“As a group it’s hard to argue against them being the best group in the league,” said former Tampa linebacker Derrick Brooks, a five-time first-team All-Pro. “It reminds you of back in the day in New Orleans in the early '90s when they had Rickey Jackson, Pat Swilling, Sam Mills and Vaughan Johnson.”
“They’re very rarely off their feet, and they’re always making plays,” Derrick Brooks said. “And they’re very unselfish. They don’t care who makes the play, as long as the play is made.”
Most linebacking units have one or two members who often come off the field in passing situations. Not the Niners. All four played at least 93 percent of the snaps this season. Aldon Smith is primarily a rush linebacker who moves to a left defensive end position in passing situations. Ahmad Brooks often rushes off the other edge.
Willis, 6-foot-1 and 242 pounds, is one of the fastest big linebackers to enter the NFL the past decade. He ran a 40-yard dash time of 4.51 seconds coming out of the University of Mississippi. Bowman, 6-foot and 242, has decent speed at 4.70 seconds. He ranked second in the NFL in tackles this year and seventh last year.
When the Niners play man coverage, Willis often takes the tight end and Bowman covers the back out of the backfield. But their roles are interchangeable. Few linebackers can cover tight ends one-on-one as effectively as Willis, which gives Fangio flexibility in his coverages.
“Willis’ ability to cover in space is a rare ability,” Derrick Brooks said. “Thankfully Willis has a defensive coordinator who recognizes it. He and Bowman do a good job of mixing it up, too. With them it’s a guessing game which one is covering and which one is blitzing. And not only do they cover, but they make plays on the ball.”
San Francisco’s defense ranked second in points allowed and third in yards allowed this year. They were fourth against the run and fourth against the pass.
Fangio says the addition of Smith, who had played just two seasons of college football at Missouri, gave the Niners the complete foursome to dominate from a 3-4 alignment.
“I think our inside linebackers can play in a 4-3 just as equally as well,” Fangio said. “It’s the outside linebackers that are hard to find (in the 3-4).”
The linebackers also benefit from a stout front three. Niners’ left defensive end Justin Smith is a four-time Pro Bowler whose physical style ties up blockers and helps Aldon Smith break free to the quarterback.
Baltimore running back Ray Rice, who led the NFL in yards from scrimmage in 2011, knows it’s going to be tough to run the ball well against the Niners’ linebackers.
“I’ll just try to go out there and match up on them on coverage,” Rice said. “That’s where I’ll try to get my advantages because I know, in the run game, they’re very stout.

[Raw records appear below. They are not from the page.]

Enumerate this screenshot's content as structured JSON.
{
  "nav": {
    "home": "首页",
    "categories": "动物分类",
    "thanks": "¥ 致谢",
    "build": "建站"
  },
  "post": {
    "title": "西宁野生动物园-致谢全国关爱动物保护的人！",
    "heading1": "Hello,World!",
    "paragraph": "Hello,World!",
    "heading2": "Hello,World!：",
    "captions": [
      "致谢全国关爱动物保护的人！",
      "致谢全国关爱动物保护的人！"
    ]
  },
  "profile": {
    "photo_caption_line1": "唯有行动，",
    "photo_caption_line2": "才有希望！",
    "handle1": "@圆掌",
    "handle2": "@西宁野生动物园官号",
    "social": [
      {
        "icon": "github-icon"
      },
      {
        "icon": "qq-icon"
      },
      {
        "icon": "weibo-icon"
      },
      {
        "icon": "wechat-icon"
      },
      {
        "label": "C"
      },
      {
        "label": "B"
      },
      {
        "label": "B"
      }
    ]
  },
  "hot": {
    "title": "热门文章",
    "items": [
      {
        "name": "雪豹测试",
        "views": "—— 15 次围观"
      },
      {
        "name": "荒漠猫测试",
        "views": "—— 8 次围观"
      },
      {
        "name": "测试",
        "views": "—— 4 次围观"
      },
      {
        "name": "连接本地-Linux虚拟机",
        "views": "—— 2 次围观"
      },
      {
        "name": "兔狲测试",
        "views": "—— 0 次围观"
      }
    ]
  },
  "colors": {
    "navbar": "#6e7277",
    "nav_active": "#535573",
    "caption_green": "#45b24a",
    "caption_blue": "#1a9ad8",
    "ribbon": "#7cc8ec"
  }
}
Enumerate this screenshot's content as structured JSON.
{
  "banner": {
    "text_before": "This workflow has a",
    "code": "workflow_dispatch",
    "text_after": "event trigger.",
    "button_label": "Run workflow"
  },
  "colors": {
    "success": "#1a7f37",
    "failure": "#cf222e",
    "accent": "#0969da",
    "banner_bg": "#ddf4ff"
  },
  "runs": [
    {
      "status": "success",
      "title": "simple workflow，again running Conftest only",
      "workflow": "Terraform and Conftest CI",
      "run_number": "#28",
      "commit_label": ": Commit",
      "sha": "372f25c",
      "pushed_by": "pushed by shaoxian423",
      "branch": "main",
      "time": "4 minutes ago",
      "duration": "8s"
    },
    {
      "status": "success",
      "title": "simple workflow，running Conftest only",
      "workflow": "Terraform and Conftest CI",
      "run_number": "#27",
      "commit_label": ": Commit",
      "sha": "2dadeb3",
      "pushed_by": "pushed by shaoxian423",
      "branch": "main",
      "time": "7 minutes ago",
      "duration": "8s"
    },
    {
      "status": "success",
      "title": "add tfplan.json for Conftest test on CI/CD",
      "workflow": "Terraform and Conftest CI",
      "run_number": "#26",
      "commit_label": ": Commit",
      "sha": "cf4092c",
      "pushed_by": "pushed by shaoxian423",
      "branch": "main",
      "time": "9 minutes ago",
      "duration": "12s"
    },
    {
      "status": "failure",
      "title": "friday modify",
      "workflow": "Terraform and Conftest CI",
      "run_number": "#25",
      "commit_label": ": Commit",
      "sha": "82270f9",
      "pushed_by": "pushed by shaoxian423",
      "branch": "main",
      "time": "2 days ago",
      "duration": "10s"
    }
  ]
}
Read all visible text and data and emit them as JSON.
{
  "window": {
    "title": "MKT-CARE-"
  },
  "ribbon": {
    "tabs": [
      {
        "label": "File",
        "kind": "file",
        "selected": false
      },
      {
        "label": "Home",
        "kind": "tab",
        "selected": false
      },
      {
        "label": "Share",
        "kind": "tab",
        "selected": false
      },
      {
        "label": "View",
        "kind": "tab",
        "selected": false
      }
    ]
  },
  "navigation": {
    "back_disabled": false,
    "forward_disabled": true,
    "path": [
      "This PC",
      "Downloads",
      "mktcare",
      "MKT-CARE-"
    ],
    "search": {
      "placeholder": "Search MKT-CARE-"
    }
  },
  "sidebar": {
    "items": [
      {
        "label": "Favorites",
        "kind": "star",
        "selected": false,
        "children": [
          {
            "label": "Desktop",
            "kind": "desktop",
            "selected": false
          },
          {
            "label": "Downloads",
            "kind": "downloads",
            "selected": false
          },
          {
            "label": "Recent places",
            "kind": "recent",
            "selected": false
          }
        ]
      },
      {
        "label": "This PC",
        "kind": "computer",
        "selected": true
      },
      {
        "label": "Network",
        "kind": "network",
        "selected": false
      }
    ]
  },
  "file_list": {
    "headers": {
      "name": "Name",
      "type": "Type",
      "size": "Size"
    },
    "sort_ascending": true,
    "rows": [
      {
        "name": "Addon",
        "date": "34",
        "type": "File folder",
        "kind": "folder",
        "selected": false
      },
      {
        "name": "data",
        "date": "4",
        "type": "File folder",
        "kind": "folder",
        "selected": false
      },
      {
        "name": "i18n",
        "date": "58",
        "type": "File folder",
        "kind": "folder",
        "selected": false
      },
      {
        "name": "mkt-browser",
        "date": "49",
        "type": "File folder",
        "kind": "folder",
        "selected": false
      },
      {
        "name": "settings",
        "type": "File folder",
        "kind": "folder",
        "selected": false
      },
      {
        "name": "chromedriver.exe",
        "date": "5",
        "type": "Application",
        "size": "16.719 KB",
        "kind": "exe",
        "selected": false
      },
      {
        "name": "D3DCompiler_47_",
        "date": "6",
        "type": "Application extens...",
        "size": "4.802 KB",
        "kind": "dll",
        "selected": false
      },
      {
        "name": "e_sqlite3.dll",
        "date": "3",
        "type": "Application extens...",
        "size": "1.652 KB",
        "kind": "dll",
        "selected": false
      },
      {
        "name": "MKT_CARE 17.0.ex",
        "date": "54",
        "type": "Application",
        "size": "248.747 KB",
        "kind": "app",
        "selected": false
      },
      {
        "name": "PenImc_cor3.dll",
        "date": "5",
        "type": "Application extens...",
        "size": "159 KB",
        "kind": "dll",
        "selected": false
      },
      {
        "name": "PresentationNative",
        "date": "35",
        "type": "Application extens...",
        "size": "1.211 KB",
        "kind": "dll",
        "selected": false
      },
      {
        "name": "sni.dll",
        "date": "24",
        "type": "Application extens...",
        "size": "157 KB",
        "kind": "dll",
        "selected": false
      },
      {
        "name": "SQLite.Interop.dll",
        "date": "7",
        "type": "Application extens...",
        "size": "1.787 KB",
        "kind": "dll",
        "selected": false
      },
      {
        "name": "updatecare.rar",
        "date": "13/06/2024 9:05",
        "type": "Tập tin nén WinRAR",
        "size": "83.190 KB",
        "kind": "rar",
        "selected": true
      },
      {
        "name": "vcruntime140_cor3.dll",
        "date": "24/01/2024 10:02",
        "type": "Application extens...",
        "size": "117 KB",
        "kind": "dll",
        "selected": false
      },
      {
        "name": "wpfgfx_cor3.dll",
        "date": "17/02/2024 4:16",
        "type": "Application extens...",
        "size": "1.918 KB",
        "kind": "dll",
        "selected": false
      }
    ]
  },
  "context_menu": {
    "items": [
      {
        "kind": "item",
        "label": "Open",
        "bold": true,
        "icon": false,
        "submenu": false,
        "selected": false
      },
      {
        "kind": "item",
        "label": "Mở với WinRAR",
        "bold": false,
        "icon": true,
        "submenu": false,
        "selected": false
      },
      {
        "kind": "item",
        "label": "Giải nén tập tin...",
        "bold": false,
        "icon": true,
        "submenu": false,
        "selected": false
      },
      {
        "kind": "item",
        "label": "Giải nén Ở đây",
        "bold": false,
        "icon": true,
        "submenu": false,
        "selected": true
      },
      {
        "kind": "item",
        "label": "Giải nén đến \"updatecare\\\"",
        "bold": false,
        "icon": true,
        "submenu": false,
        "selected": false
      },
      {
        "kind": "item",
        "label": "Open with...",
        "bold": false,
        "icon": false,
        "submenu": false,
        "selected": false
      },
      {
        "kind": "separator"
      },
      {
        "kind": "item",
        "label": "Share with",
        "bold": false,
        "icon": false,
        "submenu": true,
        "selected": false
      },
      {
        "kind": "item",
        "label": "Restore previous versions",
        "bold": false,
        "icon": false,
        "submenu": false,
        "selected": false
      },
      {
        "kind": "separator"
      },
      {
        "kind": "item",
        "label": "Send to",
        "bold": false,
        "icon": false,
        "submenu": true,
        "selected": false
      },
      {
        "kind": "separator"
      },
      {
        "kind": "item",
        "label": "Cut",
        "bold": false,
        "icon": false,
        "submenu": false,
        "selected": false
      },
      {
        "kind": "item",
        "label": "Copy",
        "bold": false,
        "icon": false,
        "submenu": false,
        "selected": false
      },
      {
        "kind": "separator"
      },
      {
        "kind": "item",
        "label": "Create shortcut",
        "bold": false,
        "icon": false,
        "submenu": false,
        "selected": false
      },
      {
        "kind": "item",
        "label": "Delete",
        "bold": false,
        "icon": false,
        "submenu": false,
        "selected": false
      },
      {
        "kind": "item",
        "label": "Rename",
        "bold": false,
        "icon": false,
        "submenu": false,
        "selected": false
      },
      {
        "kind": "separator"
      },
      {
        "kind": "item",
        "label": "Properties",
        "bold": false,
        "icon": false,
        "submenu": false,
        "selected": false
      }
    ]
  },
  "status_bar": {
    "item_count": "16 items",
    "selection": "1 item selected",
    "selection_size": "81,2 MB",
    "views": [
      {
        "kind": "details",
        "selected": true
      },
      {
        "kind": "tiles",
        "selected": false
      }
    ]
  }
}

So, I have to try to have a complete game plan and prepare to attack those two linebackers. ... This is one of those games where you just have to keep sawing wood.”
Units of measure
San Francisco’s linebacking unit ranks as the top corps in the NFL, thanks to first-team All-Pros Patrick Willis, NaVorro Bowman and Aldon Smith. Along with teammate Ahmad Brooks this is only the second season all four have played together. What are the best linebacking corps in NFL history? Here’s a subjective list:
1. New Orleans. Late 1980s to ’90s. Rickey Jackson, Sam Mills, Pat Swilling and Vaughan Johnson. Played together seven seasons and combined for 20 Pro Bowls over their entire careers. Jackson is a Hall of Famer.
2. Kansas City. Late 1960s to .’70s. Bobby Bell, Willie Lanier, Jim Lynch. Bell and Lanier are Hall-of-Famers. Played together eight seasons and combined for 18 Pro Bowls.
3. New York Giants. 1980s. Lawrence Taylor, Harry Carson, Gary Reasons, Carl Banks. Taylor and Carson are Hall of Famers. They played together five seasons and combined for 20 Pro Bowls.
4. Pittsburgh. 1970s. Jack Ham, Andy Russell, Jack Lambert. Ham and Lambert are Hall of Famers. Played together three years and over their careers combined for 24 Pro Bowls.
5. Chicago. 1980s. Wilber Marshall, Mike Singletary, Otis Wilson. Singletary is in the Hall of Fame. Played together four years and combined for 14 Pro Bowls.